High dependency unit
High dependency unit redirects here but isn't mentioned until the following line:
- Intensive care usually takes a system by system approach to treatment, rather than the SOAP (subjective, objective, analysis, plan) approach of high dependency care.
This needs fixing - if they're different (as the line above says), then there should be something in the introduction explaining the differences, or HDU should have a separate page. —Preceding unsigned comment added by 188.8.131.52 (talk) 21:36, 29 May 2009 (UTC)
This section was no help at all.
In the UK (and I'm not sure if it's just in the UK), an Intensive Care Unit is a part of a hospital where people with very serious medical recovery issues are put. Patients generally receive attention every 5 minutes, as opposed to every 30 minutes in other sections.
ICM as a specialty in the UK

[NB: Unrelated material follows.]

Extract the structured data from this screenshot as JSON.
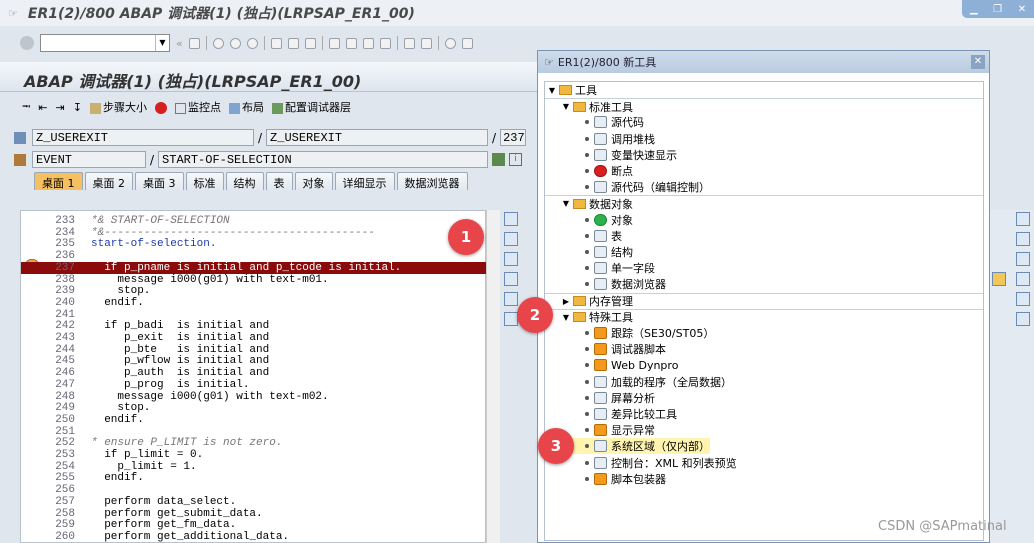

In 1996 the UK Government suggested that critical care medicine should become a medical specialty in its own right: http://www.dh.gov.uk/en/Publicationsandstatistics/Publications/PublicationsPolicyAndGuidance/DH_4006459 (perhaps a suitable source). JFW | T@lk 13:03, 14 September 2012 (UTC)
I am putting a set of external links that were removed here. Some may be of value to editors or readers. Opening discussion of possible re inclusion.
- Critical Care Reviews
- International Symposium on Intensive Care and Emergency Medicine
- ICU Management - The Official Management and Practice Journal
- ICUsteps - Intensive care patient support charity
- CCN - A peer-to-peer forum for intensive care clinicians
- Critical Care Mailing List
I personally think the EL section was too long and removing these links was appropriate. I think the article could be improved using information from some of these sites, they would then be listed in references pointing readers to them. - - MrBill3 (talk) 18:55, 27 September 2013 (UTC)
RE: Need Experienced Input
Hi, I'm currently taking an abnormal psychology college course and while I'm not experienced with ICU/CUU, I thought this tidbit of information was pretty relevant:
ICU/CCU psyhcosis is a syndrome common in intensive care and cardiac units where patients who are in unfamiliar, monotonous surroundings develop symptoms of delirium (Maxmen & Ward, 1995). This may include interpreting machine noises as human voices, seeing walls quiver, or hallucinating that someone is tapping them on the shoulder.
- Nolen-Hoeksema, Susan. "Neurodevelopmental and Neurocognitive Disorders." (Ab)normal Psychology. Sixth ed. New York City: McGraw-Hill Education, 2014. 314. Print.